Activity: The expected output is an exact restatement of all the records.

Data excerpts
-----

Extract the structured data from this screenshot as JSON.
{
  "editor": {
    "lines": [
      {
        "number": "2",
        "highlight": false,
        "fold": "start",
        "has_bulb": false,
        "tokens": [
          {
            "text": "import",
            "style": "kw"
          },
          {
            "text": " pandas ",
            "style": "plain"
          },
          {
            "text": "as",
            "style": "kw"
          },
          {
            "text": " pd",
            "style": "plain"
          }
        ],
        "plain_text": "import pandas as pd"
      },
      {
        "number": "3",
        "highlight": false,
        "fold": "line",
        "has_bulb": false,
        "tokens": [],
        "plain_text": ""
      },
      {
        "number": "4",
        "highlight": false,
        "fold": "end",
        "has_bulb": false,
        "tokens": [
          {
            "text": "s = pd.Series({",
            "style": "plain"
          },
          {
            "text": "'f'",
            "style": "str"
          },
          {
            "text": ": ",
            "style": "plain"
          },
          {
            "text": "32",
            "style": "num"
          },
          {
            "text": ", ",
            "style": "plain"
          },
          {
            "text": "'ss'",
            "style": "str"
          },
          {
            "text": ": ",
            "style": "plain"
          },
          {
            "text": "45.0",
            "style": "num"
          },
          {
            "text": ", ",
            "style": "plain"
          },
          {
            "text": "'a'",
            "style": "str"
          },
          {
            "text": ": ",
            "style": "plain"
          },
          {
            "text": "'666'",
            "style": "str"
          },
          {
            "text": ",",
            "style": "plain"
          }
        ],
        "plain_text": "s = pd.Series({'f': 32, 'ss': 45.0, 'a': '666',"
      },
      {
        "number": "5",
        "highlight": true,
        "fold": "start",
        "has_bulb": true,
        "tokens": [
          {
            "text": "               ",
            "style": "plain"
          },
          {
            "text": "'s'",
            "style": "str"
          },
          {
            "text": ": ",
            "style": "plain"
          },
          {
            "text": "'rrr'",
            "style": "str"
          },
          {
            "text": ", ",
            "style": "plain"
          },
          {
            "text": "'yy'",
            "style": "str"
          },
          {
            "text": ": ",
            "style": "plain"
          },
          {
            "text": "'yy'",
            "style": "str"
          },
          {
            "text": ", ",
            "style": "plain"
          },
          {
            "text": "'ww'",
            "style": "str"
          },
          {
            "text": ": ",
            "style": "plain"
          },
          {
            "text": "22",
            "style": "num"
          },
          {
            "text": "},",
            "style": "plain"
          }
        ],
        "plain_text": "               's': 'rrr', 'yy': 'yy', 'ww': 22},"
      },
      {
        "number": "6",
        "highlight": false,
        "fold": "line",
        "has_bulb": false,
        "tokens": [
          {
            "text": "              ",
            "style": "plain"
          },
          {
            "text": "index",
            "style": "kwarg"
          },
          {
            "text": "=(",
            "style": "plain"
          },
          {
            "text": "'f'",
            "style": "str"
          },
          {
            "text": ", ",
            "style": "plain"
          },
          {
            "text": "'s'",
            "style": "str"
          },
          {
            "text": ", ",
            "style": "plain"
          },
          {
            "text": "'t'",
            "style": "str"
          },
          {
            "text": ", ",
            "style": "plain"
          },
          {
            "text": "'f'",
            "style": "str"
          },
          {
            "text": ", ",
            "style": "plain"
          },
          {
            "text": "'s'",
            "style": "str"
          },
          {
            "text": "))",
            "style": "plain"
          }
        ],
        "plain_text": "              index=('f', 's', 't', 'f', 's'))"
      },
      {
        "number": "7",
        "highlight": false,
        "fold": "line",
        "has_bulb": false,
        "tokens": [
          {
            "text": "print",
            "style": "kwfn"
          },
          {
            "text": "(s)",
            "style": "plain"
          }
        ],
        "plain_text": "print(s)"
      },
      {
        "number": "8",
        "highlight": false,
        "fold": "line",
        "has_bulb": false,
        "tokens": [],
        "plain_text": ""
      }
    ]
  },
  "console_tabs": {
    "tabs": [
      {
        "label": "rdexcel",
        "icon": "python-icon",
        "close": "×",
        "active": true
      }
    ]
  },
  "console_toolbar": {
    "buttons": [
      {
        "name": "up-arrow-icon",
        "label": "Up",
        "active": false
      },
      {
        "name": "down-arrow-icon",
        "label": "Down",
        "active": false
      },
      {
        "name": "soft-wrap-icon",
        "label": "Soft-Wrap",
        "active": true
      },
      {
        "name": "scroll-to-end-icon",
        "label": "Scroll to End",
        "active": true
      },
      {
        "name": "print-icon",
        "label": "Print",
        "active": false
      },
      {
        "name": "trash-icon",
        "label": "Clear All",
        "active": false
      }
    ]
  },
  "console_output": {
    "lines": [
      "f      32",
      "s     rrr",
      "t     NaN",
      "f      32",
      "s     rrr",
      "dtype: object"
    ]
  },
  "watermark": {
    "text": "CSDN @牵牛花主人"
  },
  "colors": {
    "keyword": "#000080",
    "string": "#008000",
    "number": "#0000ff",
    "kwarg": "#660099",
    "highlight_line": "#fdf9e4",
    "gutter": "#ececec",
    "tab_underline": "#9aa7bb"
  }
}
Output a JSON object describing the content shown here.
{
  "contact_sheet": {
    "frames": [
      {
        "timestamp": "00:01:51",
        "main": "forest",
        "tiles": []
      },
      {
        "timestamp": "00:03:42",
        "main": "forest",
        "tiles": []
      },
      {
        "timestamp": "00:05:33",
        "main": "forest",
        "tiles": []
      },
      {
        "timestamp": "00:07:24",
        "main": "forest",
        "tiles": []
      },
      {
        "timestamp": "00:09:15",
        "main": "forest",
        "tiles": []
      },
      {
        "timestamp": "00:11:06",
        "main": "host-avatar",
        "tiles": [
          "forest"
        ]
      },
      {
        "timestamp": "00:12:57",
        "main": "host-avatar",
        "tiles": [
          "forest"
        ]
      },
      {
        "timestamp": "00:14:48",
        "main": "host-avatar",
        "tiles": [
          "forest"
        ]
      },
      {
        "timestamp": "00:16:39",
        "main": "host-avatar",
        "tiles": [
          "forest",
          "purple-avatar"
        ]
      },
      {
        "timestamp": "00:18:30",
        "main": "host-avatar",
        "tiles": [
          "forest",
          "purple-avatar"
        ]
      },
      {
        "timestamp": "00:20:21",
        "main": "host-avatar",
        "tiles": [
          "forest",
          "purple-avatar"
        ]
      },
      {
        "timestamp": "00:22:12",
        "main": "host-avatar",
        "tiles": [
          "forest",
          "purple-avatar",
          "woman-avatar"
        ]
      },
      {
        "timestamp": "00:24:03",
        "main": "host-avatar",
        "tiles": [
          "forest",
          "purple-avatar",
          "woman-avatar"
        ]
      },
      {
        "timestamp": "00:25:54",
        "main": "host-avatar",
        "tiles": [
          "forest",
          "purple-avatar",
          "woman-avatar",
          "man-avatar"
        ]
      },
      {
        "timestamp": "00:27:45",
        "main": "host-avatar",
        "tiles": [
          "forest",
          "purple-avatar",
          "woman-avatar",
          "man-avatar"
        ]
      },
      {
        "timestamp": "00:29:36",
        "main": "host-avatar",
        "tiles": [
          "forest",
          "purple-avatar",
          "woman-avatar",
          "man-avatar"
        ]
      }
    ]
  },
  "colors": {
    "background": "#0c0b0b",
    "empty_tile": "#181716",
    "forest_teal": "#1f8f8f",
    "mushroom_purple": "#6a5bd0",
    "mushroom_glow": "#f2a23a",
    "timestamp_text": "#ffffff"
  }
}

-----

Answer to the exercise:
Extract the structured data from this screenshot as JSON.
{
  "editor": {
    "lines": [
      {
        "number": "2",
        "highlight": false,
        "fold": "start",
        "has_bulb": false,
        "tokens": [
          {
            "text": "import",
            "style": "kw"
          },
          {
            "text": " pandas ",
            "style": "plain"
          },
          {
            "text": "as",
            "style": "kw"
          },
          {
            "text": " pd",
            "style": "plain"
          }
        ],
        "plain_text": "import pandas as pd"
      },
      {
        "number": "3",
        "highlight": false,
        "fold": "line",
        "has_bulb": false,
        "tokens": [],
        "plain_text": ""
      },
      {
        "number": "4",
        "highlight": false,
        "fold": "end",
        "has_bulb": false,
        "tokens": [
          {
            "text": "s = pd.Series({",
            "style": "plain"
          },
          {
            "text": "'f'",
            "style": "str"
          },
          {
            "text": ": ",
            "style": "plain"
          },
          {
            "text": "32",
            "style": "num"
          },
          {
            "text": ", ",
            "style": "plain"
          },
          {
            "text": "'ss'",
            "style": "str"
          },
          {
            "text": ": ",
            "style": "plain"
          },
          {
            "text": "45.0",
            "style": "num"
          },
          {
            "text": ", ",
            "style": "plain"
          },
          {
            "text": "'a'",
            "style": "str"
          },
          {
            "text": ": ",
            "style": "plain"
          },
          {
            "text": "'666'",
            "style": "str"
          },
          {
            "text": ",",
            "style": "plain"
          }
        ],
        "plain_text": "s = pd.Series({'f': 32, 'ss': 45.0, 'a': '666',"
      },
      {
        "number": "5",
        "highlight": true,
        "fold": "start",
        "has_bulb": true,
        "tokens": [
          {
            "text": "               ",
            "style": "plain"
          },
          {
            "text": "'s'",
            "style": "str"
          },
          {
            "text": ": ",
            "style": "plain"
          },
          {
            "text": "'rrr'",
            "style": "str"
          },
          {
            "text": ", ",
            "style": "plain"
          },
          {
            "text": "'yy'",
            "style": "str"
          },
          {
            "text": ": ",
            "style": "plain"
          },
          {
            "text": "'yy'",
            "style": "str"
          },
          {
            "text": ", ",
            "style": "plain"
          },
          {
            "text": "'ww'",
            "style": "str"
          },
          {
            "text": ": ",
            "style": "plain"
          },
          {
            "text": "22",
            "style": "num"
          },
          {
            "text": "},",
            "style": "plain"
          }
        ],
        "plain_text": "               's': 'rrr', 'yy': 'yy', 'ww': 22},"
      },
      {
        "number": "6",
        "highlight": false,
        "fold": "line",
        "has_bulb": false,
        "tokens": [
          {
            "text": "              ",
            "style": "plain"
          },
          {
            "text": "index",
            "style": "kwarg"
          },
          {
            "text": "=(",
            "style": "plain"
          },
          {
            "text": "'f'",
            "style": "str"
          },
          {
            "text": ", ",
            "style": "plain"
          },
          {
            "text": "'s'",
            "style": "str"
          },
          {
            "text": ", ",
            "style": "plain"
          },
          {
            "text": "'t'",
            "style": "str"
          },
          {
            "text": ", ",
            "style": "plain"
          },
          {
            "text": "'f'",
            "style": "str"
          },
          {
            "text": ", ",
            "style": "plain"
          },
          {
            "text": "'s'",
            "style": "str"
          },
          {
            "text": "))",
            "style": "plain"
          }
        ],
        "plain_text": "              index=('f', 's', 't', 'f', 's'))"
      },
      {
        "number": "7",
        "highlight": false,
        "fold": "line",
        "has_bulb": false,
        "tokens": [
          {
            "text": "print",
            "style": "kwfn"
          },
          {
            "text": "(s)",
            "style": "plain"
          }
        ],
        "plain_text": "print(s)"
      },
      {
        "number": "8",
        "highlight": false,
        "fold": "line",
        "has_bulb": false,
        "tokens": [],
        "plain_text": ""
      }
    ]
  },
  "console_tabs": {
    "tabs": [
      {
        "label": "rdexcel",
        "icon": "python-icon",
        "close": "×",
        "active": true
      }
    ]
  },
  "console_toolbar": {
    "buttons": [
      {
        "name": "up-arrow-icon",
        "label": "Up",
        "active": false
      },
      {
        "name": "down-arrow-icon",
        "label": "Down",
        "active": false
      },
      {
        "name": "soft-wrap-icon",
        "label": "Soft-Wrap",
        "active": true
      },
      {
        "name": "scroll-to-end-icon",
        "label": "Scroll to End",
        "active": true
      },
      {
        "name": "print-icon",
        "label": "Print",
        "active": false
      },
      {
        "name": "trash-icon",
        "label": "Clear All",
        "active": false
      }
    ]
  },
  "console_output": {
    "lines": [
      "f      32",
      "s     rrr",
      "t     NaN",
      "f      32",
      "s     rrr",
      "dtype: object"
    ]
  },
  "watermark": {
    "text": "CSDN @牵牛花主人"
  },
  "colors": {
    "keyword": "#000080",
    "string": "#008000",
    "number": "#0000ff",
    "kwarg": "#660099",
    "highlight_line": "#fdf9e4",
    "gutter": "#ececec",
    "tab_underline": "#9aa7bb"
  }
}
Output a JSON object describing the content shown here.
{
  "contact_sheet": {
    "frames": [
      {
        "timestamp": "00:01:51",
        "main": "forest",
        "tiles": []
      },
      {
        "timestamp": "00:03:42",
        "main": "forest",
        "tiles": []
      },
      {
        "timestamp": "00:05:33",
        "main": "forest",
        "tiles": []
      },
      {
        "timestamp": "00:07:24",
        "main": "forest",
        "tiles": []
      },
      {
        "timestamp": "00:09:15",
        "main": "forest",
        "tiles": []
      },
      {
        "timestamp": "00:11:06",
        "main": "host-avatar",
        "tiles": [
          "forest"
        ]
      },
      {
        "timestamp": "00:12:57",
        "main": "host-avatar",
        "tiles": [
          "forest"
        ]
      },
      {
        "timestamp": "00:14:48",
        "main": "host-avatar",
        "tiles": [
          "forest"
        ]
      },
      {
        "timestamp": "00:16:39",
        "main": "host-avatar",
        "tiles": [
          "forest",
          "purple-avatar"
        ]
      },
      {
        "timestamp": "00:18:30",
        "main": "host-avatar",
        "tiles": [
          "forest",
          "purple-avatar"
        ]
      },
      {
        "timestamp": "00:20:21",
        "main": "host-avatar",
        "tiles": [
          "forest",
          "purple-avatar"
        ]
      },
      {
        "timestamp": "00:22:12",
        "main": "host-avatar",
        "tiles": [
          "forest",
          "purple-avatar",
          "woman-avatar"
        ]
      },
      {
        "timestamp": "00:24:03",
        "main": "host-avatar",
        "tiles": [
          "forest",
          "purple-avatar",
          "woman-avatar"
        ]
      },
      {
        "timestamp": "00:25:54",
        "main": "host-avatar",
        "tiles": [
          "forest",
          "purple-avatar",
          "woman-avatar",
          "man-avatar"
        ]
      },
      {
        "timestamp": "00:27:45",
        "main": "host-avatar",
        "tiles": [
          "forest",
          "purple-avatar",
          "woman-avatar",
          "man-avatar"
        ]
      },
      {
        "timestamp": "00:29:36",
        "main": "host-avatar",
        "tiles": [
          "forest",
          "purple-avatar",
          "woman-avatar",
          "man-avatar"
        ]
      }
    ]
  },
  "colors": {
    "background": "#0c0b0b",
    "empty_tile": "#181716",
    "forest_teal": "#1f8f8f",
    "mushroom_purple": "#6a5bd0",
    "mushroom_glow": "#f2a23a",
    "timestamp_text": "#ffffff"
  }
}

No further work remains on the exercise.